*** Opening of Data provided ***

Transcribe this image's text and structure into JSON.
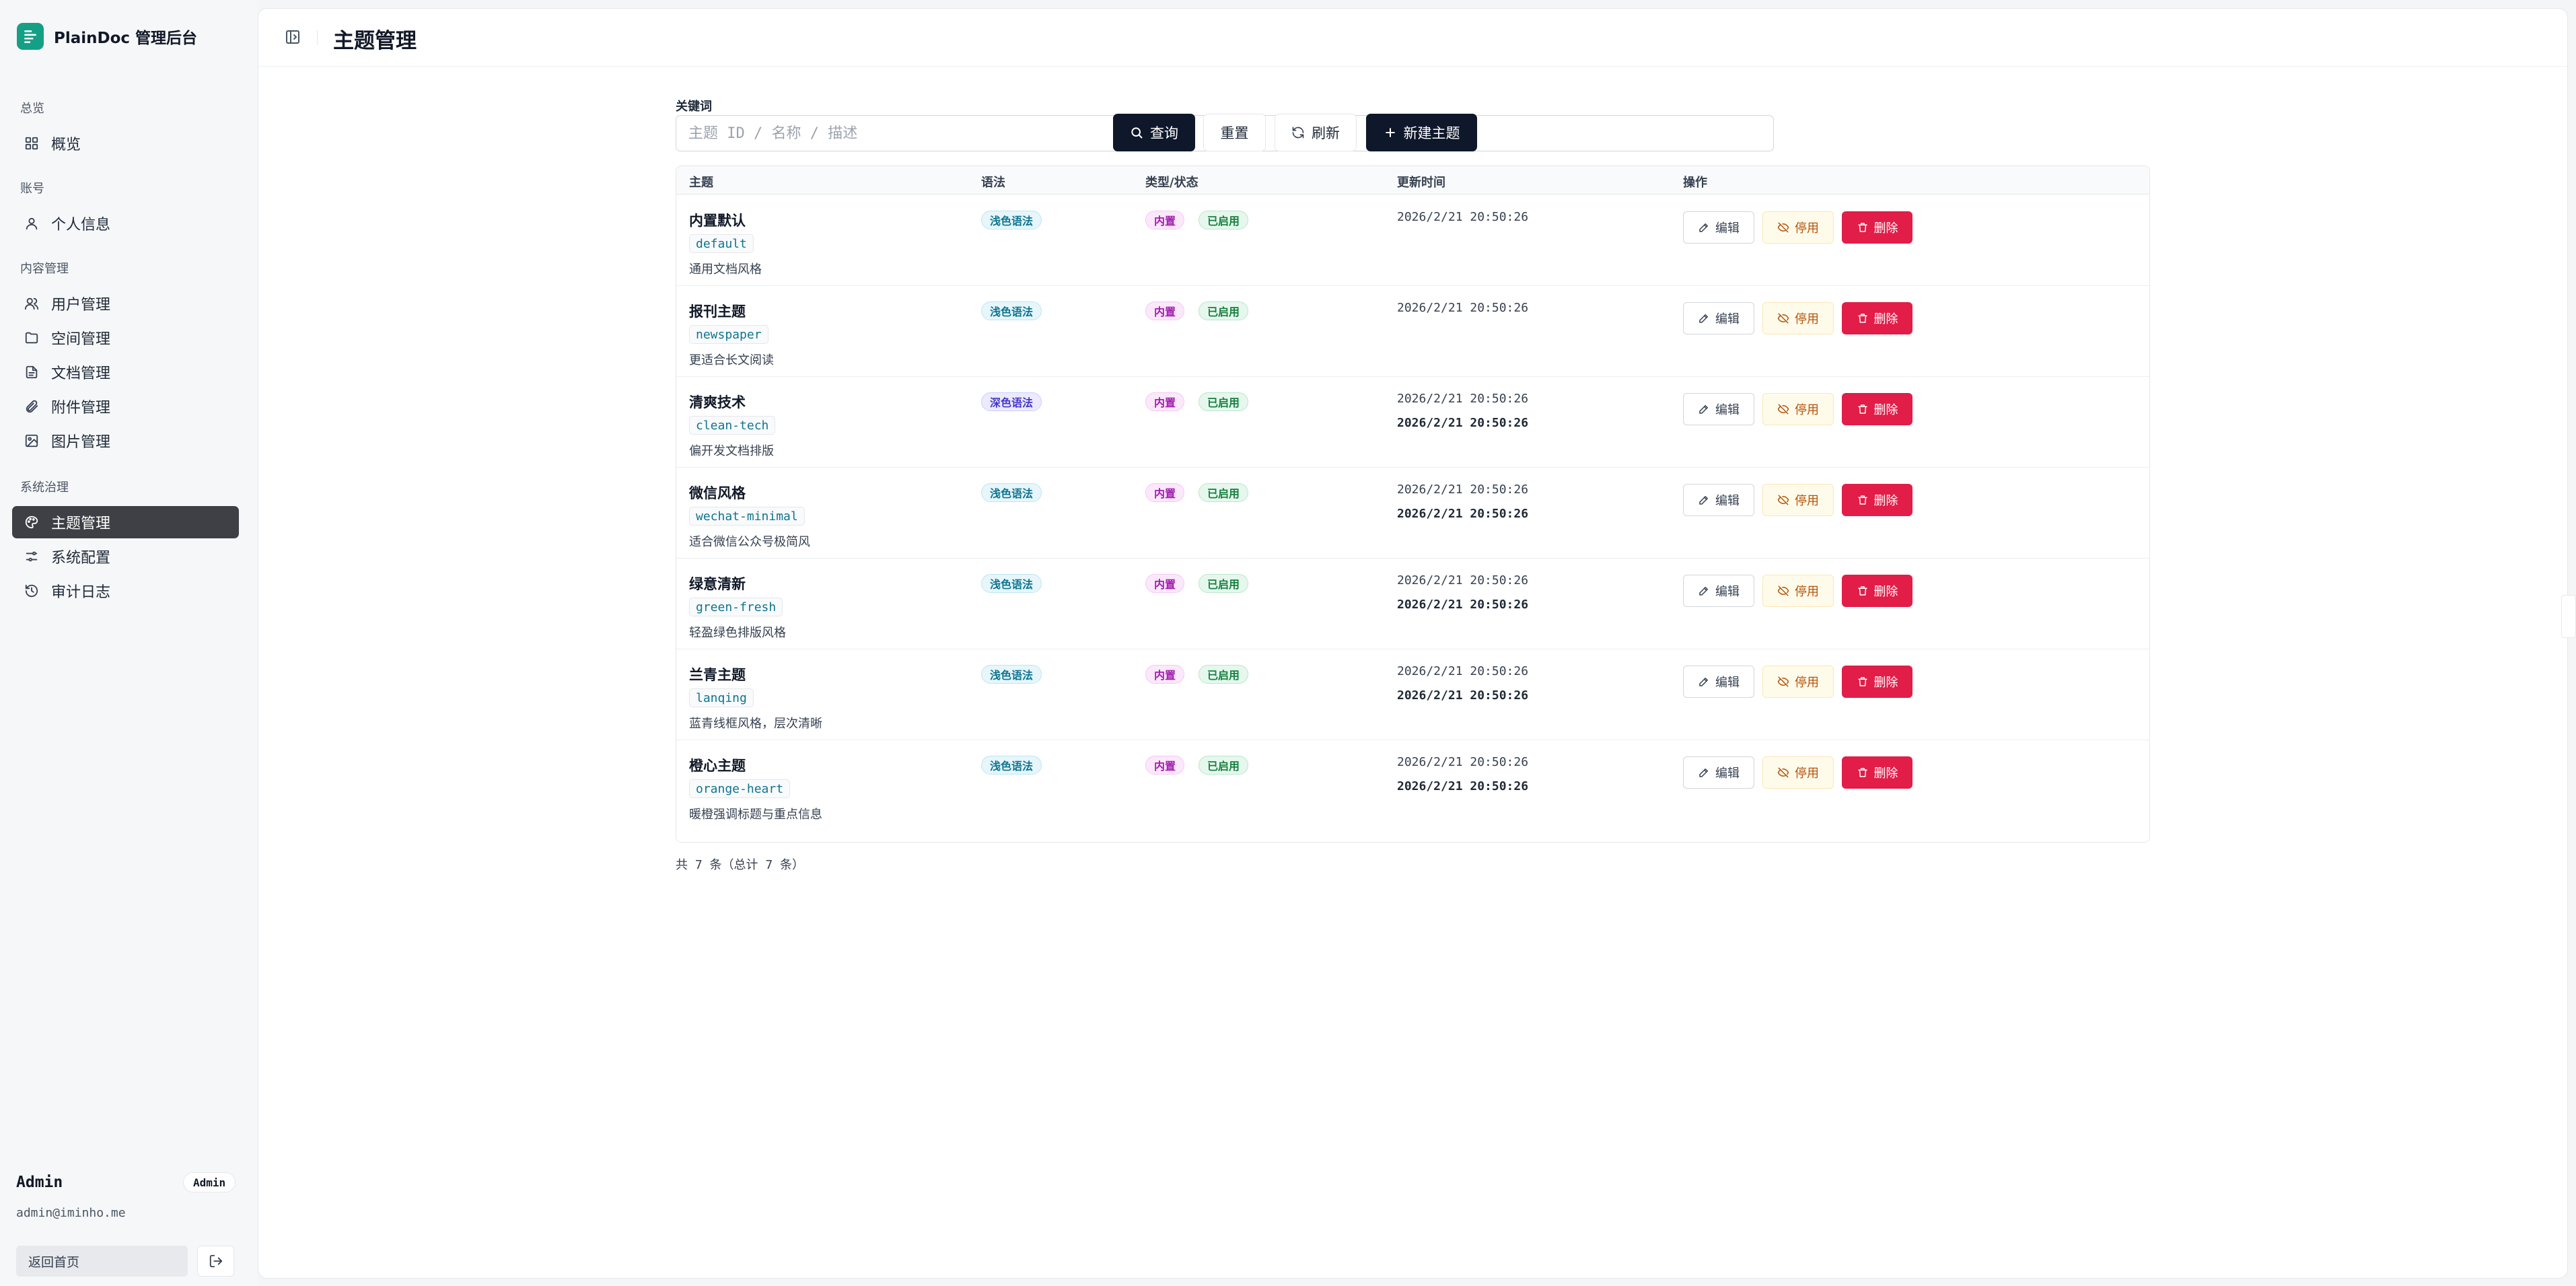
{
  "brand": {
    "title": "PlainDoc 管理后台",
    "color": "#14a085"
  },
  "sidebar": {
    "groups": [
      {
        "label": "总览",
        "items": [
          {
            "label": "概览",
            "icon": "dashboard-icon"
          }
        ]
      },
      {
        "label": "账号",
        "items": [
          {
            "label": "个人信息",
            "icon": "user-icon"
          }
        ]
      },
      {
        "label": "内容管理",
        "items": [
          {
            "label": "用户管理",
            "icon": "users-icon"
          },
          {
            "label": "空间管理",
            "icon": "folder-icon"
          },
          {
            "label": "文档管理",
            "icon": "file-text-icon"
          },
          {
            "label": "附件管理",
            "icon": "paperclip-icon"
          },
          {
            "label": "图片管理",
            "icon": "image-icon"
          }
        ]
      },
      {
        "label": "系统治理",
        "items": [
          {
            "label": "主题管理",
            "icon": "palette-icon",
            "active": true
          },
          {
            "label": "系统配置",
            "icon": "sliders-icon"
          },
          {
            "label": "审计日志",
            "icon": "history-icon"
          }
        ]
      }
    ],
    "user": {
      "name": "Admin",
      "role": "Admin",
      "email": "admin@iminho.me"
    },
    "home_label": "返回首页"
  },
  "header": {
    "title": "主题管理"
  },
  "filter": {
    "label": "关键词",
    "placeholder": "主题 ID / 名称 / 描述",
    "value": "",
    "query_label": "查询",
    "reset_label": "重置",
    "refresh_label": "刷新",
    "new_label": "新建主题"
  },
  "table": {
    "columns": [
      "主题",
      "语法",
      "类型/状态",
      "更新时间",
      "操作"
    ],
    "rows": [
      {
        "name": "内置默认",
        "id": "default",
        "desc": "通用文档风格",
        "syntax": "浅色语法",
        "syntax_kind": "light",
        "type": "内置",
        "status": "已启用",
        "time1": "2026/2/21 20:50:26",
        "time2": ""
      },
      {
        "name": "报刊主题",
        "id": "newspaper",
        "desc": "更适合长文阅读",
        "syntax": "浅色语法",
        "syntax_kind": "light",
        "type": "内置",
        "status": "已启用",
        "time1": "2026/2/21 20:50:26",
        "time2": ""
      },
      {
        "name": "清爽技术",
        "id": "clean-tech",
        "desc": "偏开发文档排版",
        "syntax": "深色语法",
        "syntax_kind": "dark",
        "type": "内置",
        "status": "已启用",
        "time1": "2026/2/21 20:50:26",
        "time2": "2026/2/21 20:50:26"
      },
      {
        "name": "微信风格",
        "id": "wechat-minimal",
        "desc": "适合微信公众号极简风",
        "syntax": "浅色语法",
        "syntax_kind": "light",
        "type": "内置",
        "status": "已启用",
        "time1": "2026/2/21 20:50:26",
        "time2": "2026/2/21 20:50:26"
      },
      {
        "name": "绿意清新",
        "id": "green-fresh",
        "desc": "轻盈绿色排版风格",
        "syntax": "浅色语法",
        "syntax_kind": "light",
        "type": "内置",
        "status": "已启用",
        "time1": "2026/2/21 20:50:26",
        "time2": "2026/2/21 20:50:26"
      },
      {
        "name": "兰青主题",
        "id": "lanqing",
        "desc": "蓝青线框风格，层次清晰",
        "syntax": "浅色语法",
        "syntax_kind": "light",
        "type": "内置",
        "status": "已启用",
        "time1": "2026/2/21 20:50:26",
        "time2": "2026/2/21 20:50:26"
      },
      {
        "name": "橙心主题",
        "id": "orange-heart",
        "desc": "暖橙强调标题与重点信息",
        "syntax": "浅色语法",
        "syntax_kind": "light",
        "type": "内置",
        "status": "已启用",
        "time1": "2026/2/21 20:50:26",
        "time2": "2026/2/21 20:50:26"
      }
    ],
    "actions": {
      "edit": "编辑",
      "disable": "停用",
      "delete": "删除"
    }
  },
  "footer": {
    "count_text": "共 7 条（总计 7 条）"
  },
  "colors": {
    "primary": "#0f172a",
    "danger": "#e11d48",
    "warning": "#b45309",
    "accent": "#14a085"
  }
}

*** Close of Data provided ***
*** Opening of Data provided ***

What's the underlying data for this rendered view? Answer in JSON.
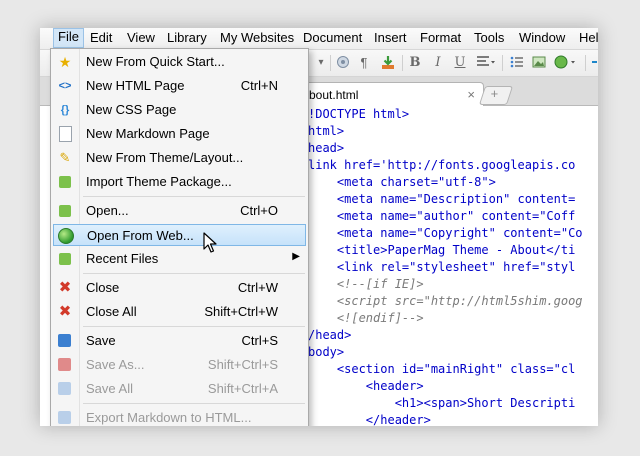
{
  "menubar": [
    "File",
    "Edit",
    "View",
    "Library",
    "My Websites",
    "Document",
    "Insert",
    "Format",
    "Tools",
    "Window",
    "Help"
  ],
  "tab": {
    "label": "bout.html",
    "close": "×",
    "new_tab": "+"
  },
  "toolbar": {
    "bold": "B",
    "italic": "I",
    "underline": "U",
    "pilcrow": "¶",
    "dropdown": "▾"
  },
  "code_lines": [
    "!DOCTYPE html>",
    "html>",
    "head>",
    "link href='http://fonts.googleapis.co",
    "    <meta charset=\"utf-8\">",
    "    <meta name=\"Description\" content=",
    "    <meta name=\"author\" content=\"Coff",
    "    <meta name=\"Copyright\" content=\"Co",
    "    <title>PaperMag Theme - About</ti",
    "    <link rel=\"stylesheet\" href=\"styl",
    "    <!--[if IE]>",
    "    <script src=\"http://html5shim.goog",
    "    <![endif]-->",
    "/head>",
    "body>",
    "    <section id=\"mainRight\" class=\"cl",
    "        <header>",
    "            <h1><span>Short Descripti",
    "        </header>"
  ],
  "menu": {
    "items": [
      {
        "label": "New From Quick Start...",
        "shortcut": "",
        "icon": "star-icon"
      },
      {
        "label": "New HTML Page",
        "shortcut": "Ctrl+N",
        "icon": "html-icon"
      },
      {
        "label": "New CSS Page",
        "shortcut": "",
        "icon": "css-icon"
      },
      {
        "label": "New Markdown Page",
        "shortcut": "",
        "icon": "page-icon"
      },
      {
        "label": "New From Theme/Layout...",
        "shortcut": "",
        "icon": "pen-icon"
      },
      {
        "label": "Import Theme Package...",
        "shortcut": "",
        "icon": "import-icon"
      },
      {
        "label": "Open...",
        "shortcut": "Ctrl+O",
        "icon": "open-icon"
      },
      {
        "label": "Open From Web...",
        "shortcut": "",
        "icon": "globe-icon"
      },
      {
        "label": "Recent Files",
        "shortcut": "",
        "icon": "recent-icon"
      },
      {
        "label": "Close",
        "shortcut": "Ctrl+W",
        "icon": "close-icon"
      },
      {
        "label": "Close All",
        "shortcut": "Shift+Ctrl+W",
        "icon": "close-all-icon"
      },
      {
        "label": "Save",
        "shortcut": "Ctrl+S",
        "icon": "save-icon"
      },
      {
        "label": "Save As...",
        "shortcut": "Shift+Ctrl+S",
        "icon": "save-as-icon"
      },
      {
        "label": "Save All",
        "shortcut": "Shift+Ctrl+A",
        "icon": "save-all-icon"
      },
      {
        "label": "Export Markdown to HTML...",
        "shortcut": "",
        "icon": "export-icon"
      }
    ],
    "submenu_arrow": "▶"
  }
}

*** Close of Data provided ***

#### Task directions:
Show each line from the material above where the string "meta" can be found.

#### Output for this exercise:
    "    <meta charset=\"utf-8\">",
    "    <meta name=\"Description\" content=",
    "    <meta name=\"author\" content=\"Coff",
    "    <meta name=\"Copyright\" content=\"Co",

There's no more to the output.